Work request.
Extract from the listing each line in which the word "JSON" appears.

◇ ◇ ◇ ◇

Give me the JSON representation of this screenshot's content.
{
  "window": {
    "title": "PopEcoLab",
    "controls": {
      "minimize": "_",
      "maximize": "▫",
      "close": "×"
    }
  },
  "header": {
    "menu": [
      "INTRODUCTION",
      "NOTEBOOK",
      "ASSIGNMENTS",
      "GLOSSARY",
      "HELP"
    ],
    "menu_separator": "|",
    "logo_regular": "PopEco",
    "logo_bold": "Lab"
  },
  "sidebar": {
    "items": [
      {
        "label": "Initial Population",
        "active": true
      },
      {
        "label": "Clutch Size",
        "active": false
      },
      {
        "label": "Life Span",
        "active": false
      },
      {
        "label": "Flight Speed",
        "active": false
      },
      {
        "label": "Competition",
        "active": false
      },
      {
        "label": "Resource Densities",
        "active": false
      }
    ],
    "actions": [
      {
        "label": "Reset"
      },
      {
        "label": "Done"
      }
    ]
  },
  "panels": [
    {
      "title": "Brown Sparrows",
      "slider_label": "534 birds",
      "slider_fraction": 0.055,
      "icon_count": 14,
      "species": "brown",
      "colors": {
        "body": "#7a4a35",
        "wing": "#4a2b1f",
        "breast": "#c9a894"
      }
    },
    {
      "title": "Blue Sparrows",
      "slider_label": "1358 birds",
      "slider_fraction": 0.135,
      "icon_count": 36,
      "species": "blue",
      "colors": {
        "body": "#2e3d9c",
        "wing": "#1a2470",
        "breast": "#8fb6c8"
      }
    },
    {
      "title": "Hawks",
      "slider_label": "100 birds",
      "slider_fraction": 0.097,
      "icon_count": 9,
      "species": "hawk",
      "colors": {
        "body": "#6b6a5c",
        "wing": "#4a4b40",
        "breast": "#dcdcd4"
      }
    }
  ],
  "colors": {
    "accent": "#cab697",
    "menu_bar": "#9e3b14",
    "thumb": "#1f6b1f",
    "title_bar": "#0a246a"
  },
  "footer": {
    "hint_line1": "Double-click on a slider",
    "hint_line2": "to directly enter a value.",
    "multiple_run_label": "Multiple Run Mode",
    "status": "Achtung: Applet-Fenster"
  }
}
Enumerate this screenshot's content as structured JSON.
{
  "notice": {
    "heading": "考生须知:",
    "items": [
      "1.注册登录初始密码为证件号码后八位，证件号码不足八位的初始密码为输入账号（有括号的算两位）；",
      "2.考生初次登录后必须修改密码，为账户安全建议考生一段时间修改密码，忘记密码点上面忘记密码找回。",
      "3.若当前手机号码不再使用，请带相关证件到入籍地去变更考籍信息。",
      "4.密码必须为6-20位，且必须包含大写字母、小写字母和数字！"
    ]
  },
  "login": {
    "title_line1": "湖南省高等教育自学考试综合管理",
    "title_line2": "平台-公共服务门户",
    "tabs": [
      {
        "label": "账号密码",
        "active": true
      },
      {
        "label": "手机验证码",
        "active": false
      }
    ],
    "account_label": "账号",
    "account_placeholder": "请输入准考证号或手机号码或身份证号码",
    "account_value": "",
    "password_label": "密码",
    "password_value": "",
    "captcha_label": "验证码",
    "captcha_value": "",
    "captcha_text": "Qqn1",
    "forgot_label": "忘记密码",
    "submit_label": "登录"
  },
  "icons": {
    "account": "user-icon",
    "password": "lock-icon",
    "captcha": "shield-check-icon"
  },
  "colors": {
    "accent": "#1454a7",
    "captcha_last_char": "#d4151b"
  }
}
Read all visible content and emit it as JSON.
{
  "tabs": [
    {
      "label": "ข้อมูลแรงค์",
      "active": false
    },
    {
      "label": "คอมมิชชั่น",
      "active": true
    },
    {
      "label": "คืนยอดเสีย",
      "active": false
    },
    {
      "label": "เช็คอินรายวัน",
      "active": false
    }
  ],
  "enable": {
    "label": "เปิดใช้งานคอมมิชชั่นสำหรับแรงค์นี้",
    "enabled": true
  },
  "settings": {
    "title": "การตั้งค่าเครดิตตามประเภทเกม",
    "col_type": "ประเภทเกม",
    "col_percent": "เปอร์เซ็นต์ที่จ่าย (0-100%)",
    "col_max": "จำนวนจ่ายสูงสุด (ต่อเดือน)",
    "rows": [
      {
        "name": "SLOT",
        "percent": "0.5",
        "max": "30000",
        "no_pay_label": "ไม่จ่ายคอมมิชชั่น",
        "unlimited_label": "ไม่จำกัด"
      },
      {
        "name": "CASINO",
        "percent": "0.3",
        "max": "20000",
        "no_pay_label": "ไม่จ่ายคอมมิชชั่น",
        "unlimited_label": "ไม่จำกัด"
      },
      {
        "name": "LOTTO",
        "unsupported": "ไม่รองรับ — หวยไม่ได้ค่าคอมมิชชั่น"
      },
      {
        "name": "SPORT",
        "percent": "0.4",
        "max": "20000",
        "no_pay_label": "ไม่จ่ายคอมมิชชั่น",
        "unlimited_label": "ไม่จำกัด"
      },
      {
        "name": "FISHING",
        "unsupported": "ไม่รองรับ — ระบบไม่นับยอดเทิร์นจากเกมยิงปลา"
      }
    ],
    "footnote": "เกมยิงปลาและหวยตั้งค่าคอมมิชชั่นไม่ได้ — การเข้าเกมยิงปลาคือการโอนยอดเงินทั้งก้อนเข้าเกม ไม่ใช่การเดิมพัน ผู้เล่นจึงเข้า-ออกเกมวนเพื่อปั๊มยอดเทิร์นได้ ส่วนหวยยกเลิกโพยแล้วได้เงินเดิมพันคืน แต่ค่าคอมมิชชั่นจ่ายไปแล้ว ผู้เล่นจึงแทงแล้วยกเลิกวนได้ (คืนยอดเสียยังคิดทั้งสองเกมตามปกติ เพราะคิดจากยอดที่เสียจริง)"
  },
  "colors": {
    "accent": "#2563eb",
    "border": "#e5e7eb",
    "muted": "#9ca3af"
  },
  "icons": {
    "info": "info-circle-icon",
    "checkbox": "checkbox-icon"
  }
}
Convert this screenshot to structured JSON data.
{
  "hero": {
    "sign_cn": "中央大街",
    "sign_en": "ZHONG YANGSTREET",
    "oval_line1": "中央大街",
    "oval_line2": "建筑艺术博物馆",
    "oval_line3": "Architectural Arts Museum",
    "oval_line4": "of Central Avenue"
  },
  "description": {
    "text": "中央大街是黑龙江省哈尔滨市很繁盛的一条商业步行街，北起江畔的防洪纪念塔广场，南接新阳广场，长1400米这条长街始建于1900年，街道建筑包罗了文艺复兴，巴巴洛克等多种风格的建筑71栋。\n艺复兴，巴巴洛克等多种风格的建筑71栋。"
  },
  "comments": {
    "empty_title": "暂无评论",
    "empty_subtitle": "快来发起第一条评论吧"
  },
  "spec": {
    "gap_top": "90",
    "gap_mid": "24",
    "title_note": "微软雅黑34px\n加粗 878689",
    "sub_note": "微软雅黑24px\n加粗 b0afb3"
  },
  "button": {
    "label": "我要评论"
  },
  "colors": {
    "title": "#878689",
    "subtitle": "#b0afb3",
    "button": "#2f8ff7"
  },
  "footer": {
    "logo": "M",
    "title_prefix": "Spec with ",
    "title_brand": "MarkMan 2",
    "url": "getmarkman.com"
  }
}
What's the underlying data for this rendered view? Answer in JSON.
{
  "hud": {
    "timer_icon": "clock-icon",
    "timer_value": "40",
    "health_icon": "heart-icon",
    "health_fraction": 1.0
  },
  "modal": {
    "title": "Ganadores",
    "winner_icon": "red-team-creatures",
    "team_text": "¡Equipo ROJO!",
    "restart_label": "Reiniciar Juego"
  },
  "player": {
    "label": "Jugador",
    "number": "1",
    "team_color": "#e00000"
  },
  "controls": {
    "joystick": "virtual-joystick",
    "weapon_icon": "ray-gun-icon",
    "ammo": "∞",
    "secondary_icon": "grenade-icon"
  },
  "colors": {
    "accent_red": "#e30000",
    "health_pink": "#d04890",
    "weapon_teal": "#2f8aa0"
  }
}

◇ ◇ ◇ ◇

Solution.
Give me the JSON representation of this screenshot's content.
Enumerate this screenshot's content as structured JSON.
Read all visible content and emit it as JSON.
Convert this screenshot to structured JSON data.
What's the underlying data for this rendered view? Answer in JSON.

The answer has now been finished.